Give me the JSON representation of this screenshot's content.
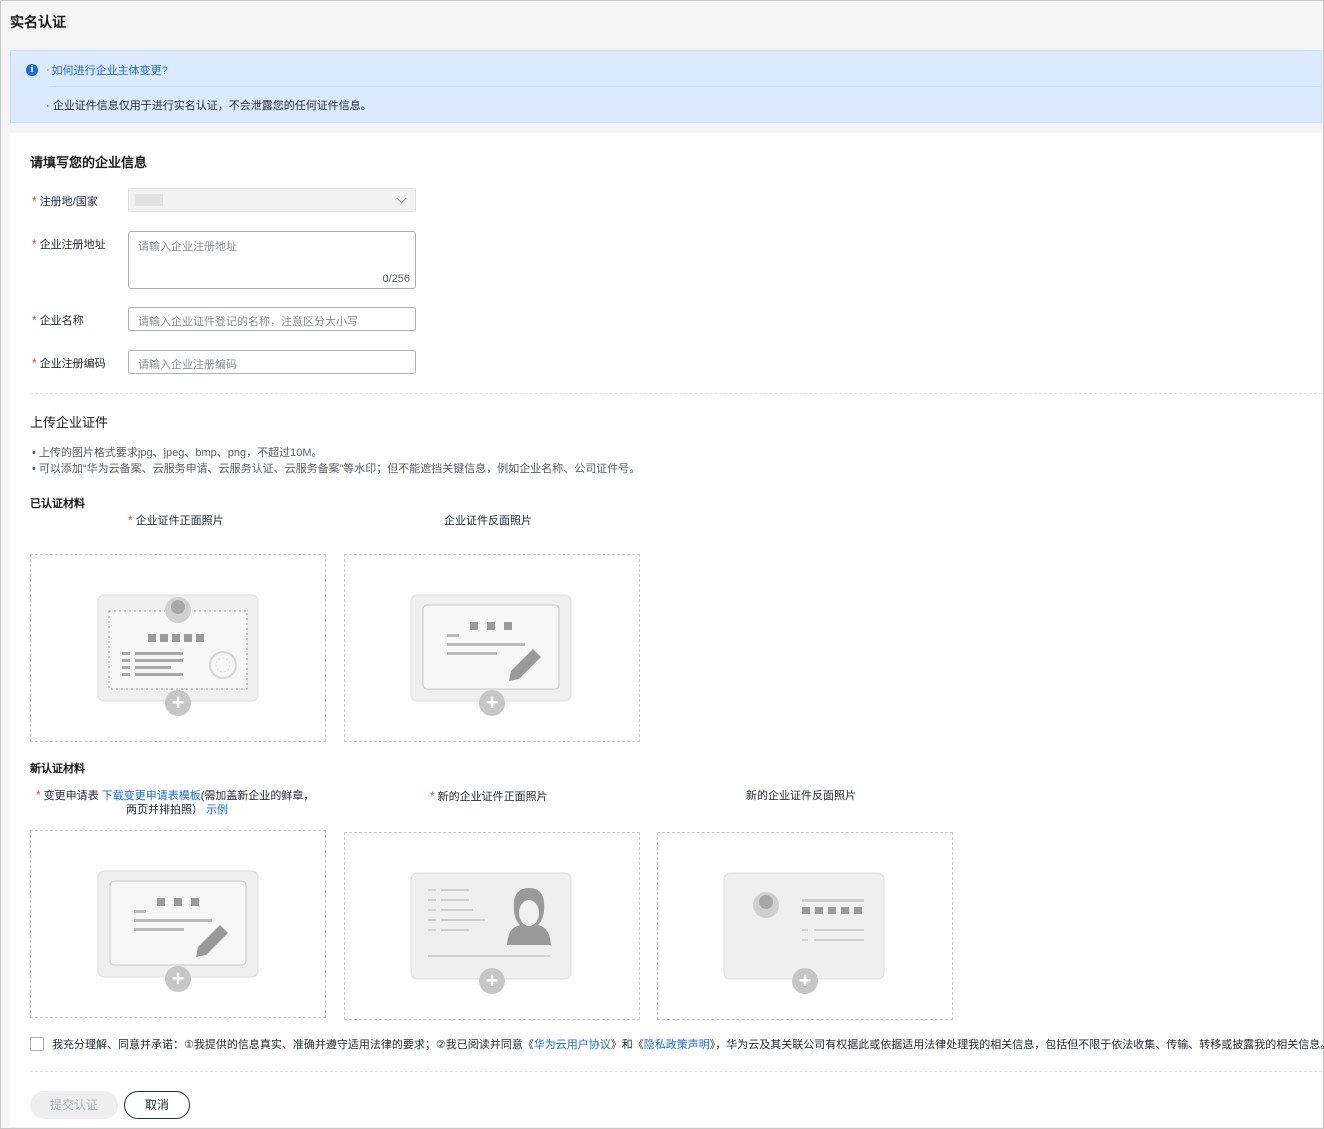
{
  "page": {
    "title": "实名认证"
  },
  "notice": {
    "link_prefix": "· ",
    "link_text": "如何进行企业主体变更?",
    "note": "· 企业证件信息仅用于进行实名认证，不会泄露您的任何证件信息。"
  },
  "form": {
    "section_title": "请填写您的企业信息",
    "required_mark": "*",
    "country": {
      "label": "注册地/国家",
      "value": ""
    },
    "address": {
      "label": "企业注册地址",
      "placeholder": "请输入企业注册地址",
      "count": "0/256"
    },
    "name": {
      "label": "企业名称",
      "placeholder": "请输入企业证件登记的名称，注意区分大小写"
    },
    "code": {
      "label": "企业注册编码",
      "placeholder": "请输入企业注册编码"
    }
  },
  "upload": {
    "title": "上传企业证件",
    "tips": [
      "上传的图片格式要求jpg、jpeg、bmp、png，不超过10M。",
      "可以添加“华为云备案、云服务申请、云服务认证、云服务备案”等水印；但不能遮挡关键信息，例如企业名称、公司证件号。"
    ],
    "certified": {
      "title": "已认证材料",
      "front": "企业证件正面照片",
      "back": "企业证件反面照片"
    },
    "new": {
      "title": "新认证材料",
      "form_label": "变更申请表",
      "download_link": "下载变更申请表模板",
      "form_note_1": "(需加盖新企业的鲜章，",
      "form_note_2": "两页并排拍照）",
      "example_link": "示例",
      "front": "新的企业证件正面照片",
      "back": "新的企业证件反面照片"
    },
    "plus_symbol": "+"
  },
  "agreement": {
    "text_1": "我充分理解、同意并承诺：①我提供的信息真实、准确并遵守适用法律的要求；②我已阅读并同意《",
    "link_1": "华为云用户协议",
    "text_2": "》和《",
    "link_2": "隐私政策声明",
    "text_3": "》，华为云及其关联公司有权据此或依据适用法律处理我的相关信息，包括但不限于依法收集、传输、转移或披露我的相关信息。"
  },
  "actions": {
    "submit": "提交认证",
    "cancel": "取消"
  }
}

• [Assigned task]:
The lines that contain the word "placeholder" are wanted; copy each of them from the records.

• [Output below]:
      "placeholder": "请输入企业注册地址",
      "placeholder": "请输入企业证件登记的名称，注意区分大小写"
      "placeholder": "请输入企业注册编码"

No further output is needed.